Some taxpayers are going to see a boost to their bank accounts soon – the IRS has announced that it will be refunding $1.2 billion in tax filing penalties.
Nearly 1.6 million people will automatically get a refund after filing certain 2019 or 2020 returns late, according to the IRS.
Others, however, will have to act quickly in order to take advantage of the program. In order to qualify, you have to file an eligible income tax return on or by Sept 30, 2022.
The refund goes to offset the failure to file penalty, which the IRS says is assessed at 5% per month, up to 25% of the unpaid tax when a federal income tax return is filed.
Who is eligible?
Americans who filed forms in both the 1040 and 1120 series, or a form listed in this news release, are eligible as long as they file their late 2019 or 2020 return by the September deadline.
Along with individuals, the IRS is also offering relief to banks, employers and other businesses that filed information returns such as those in the 1099 series. In those cases, eligible 2019 returns will have to have been filed by Aug. 1, 2020, and 2020 returns by Aug. 1, 2021.
Taxpayers who filed a variety of international returns, such as those reporting transactions with foreign trusts, the receipt of foreign gifts or ownership interests in foreign corporations are also included in the full guidelines from the IRS. Qualifying international forms must also be filed on or before September 30, 2022.
People who have already paid the penalty will get a refund, while those who have been fined but haven’t yet paid will see their fine dismissed.
When will the refund come?
For the nearly 1.6 million people who already paid the penalty and will be automatically reimbursed, the IRS says they will be issuing refunds by the end of September.
Some people will be disqualified, however, and will not see a payment – fraudulent returns, penalties levied as part of a compromise or closing argument and court-ordered penalties are all exempt.
“Penalty relief is a complex issue for the IRS to administer,” said IRS Commissioner Chuck Rettig. “We’ve been working on this initiative for months following concerns we’ve heard from taxpayers, the tax community and others, including Congress. This is another major step to help taxpayers, and we encourage those affected by this to review the guidelines.”
Other penalties, such as failure to pay a penalty, won’t be refunded. You can see the full list here.
Why is the IRS doing this?
The IRS says the $1.2 billion in refunds goes to helping “struggling taxpayers” who were affected during the COVID-19 pandemic.
“Throughout the pandemic, the IRS has worked hard to support the nation and provide relief to people in many different ways,” said Rettig. “The penalty relief issued today is yet another way the agency is supporting people during this unprecedented time. This penalty relief will be automatic for people or businesses who qualify; there’s no need to call.”

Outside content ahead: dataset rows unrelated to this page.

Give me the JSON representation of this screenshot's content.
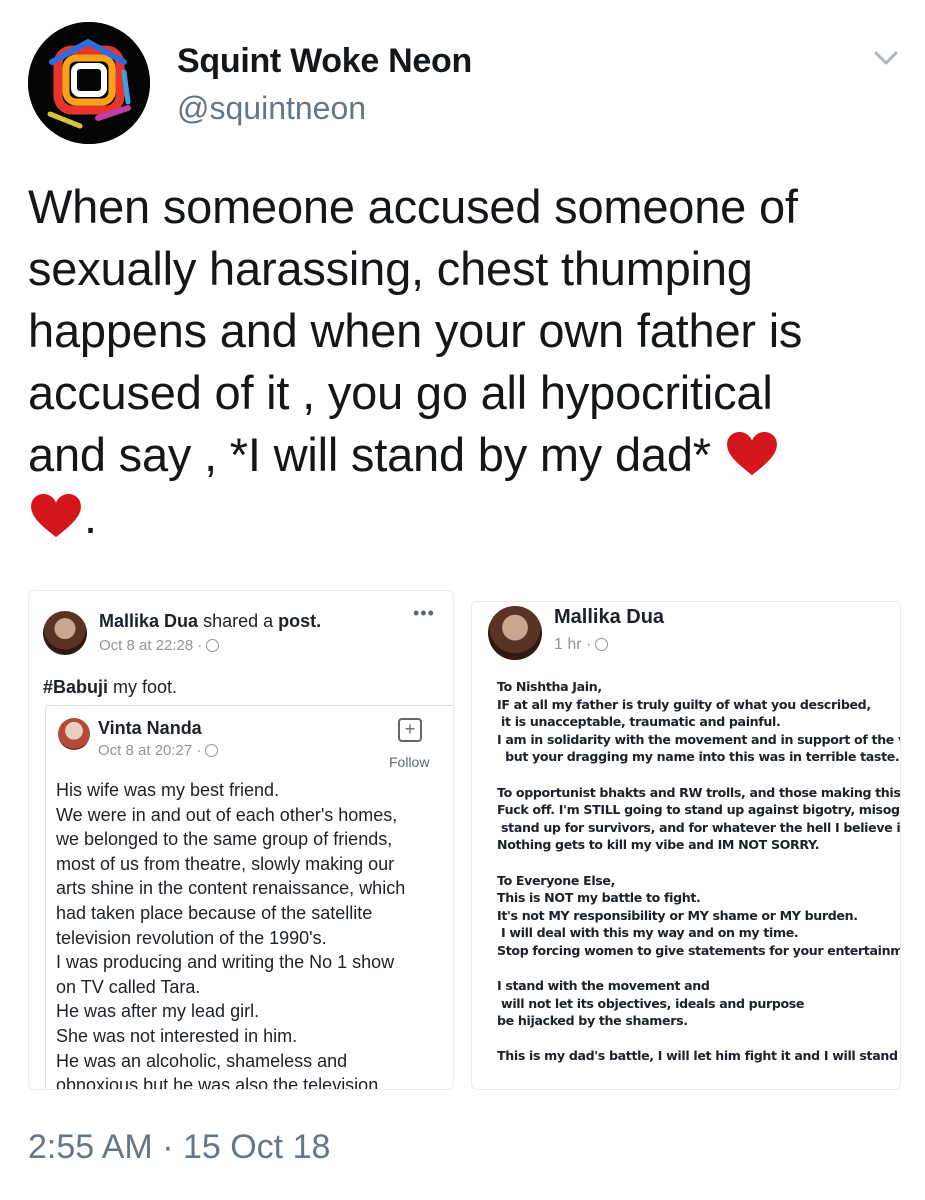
{
  "tweet": {
    "display_name": "Squint Woke Neon",
    "handle": "@squintneon",
    "text_lines": [
      "When someone accused someone of",
      "sexually harassing, chest thumping",
      "happens and when your own father is",
      "accused of it , you go all hypocritical",
      "and say , *I will stand by my dad* "
    ],
    "text_tail": ".",
    "timestamp": "2:55 AM · 15 Oct 18",
    "heart_color": "#d2161c"
  },
  "left_post": {
    "author": "Mallika Dua",
    "action_prefix": "shared a",
    "action_object": "post.",
    "meta": "Oct 8 at 22:28 ·",
    "caption_hashtag": "#Babuji",
    "caption_rest": " my foot.",
    "shared": {
      "author": "Vinta Nanda",
      "meta": "Oct 8 at 20:27 ·",
      "follow_label": "Follow",
      "lines": [
        "His wife was my best friend.",
        "We were in and out of each other's homes,",
        "we belonged to the same group of friends,",
        "most of us from theatre, slowly making our",
        "arts shine in the content renaissance, which",
        "had taken place because of the satellite",
        "television revolution of the 1990's.",
        "I was producing and writing the No 1 show",
        "on TV called Tara.",
        "He was after my lead girl.",
        "She was not interested in him.",
        "He was an alcoholic, shameless and",
        "obnoxious but he was also the television"
      ]
    }
  },
  "right_post": {
    "author": "Mallika Dua",
    "meta": "1 hr ·",
    "letter": [
      "To Nishtha Jain,",
      "IF at all my father is truly  guilty of what you described,",
      " it is unacceptable, traumatic and painful.",
      "I am in solidarity with the movement and in support of the voices",
      "  but your dragging my name into this was in terrible taste.",
      "",
      "To opportunist bhakts and RW trolls, and those making this about",
      "Fuck off. I'm STILL going to stand up against bigotry, misogyny,",
      " stand up for survivors, and for whatever the hell I believe in.",
      "Nothing gets to kill my vibe and IM NOT SORRY.",
      "",
      "To Everyone Else,",
      "This is NOT my battle to fight.",
      "It's not MY  responsibility or MY shame or MY burden.",
      " I will deal with this my way and on my time.",
      "Stop forcing women to give statements for your entertainment.",
      "",
      "I stand with the movement and",
      " will not let its objectives, ideals and purpose",
      "be hijacked by the shamers.",
      "",
      "This is my dad's battle, I will let him fight it and I will stand by him."
    ]
  }
}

The IRS also stated that the massive relief measure will help the tax collection agency “focus its resources on processing backlogged tax returns and taxpayer correspondence to help return to normal operations for the 2023 filing season.”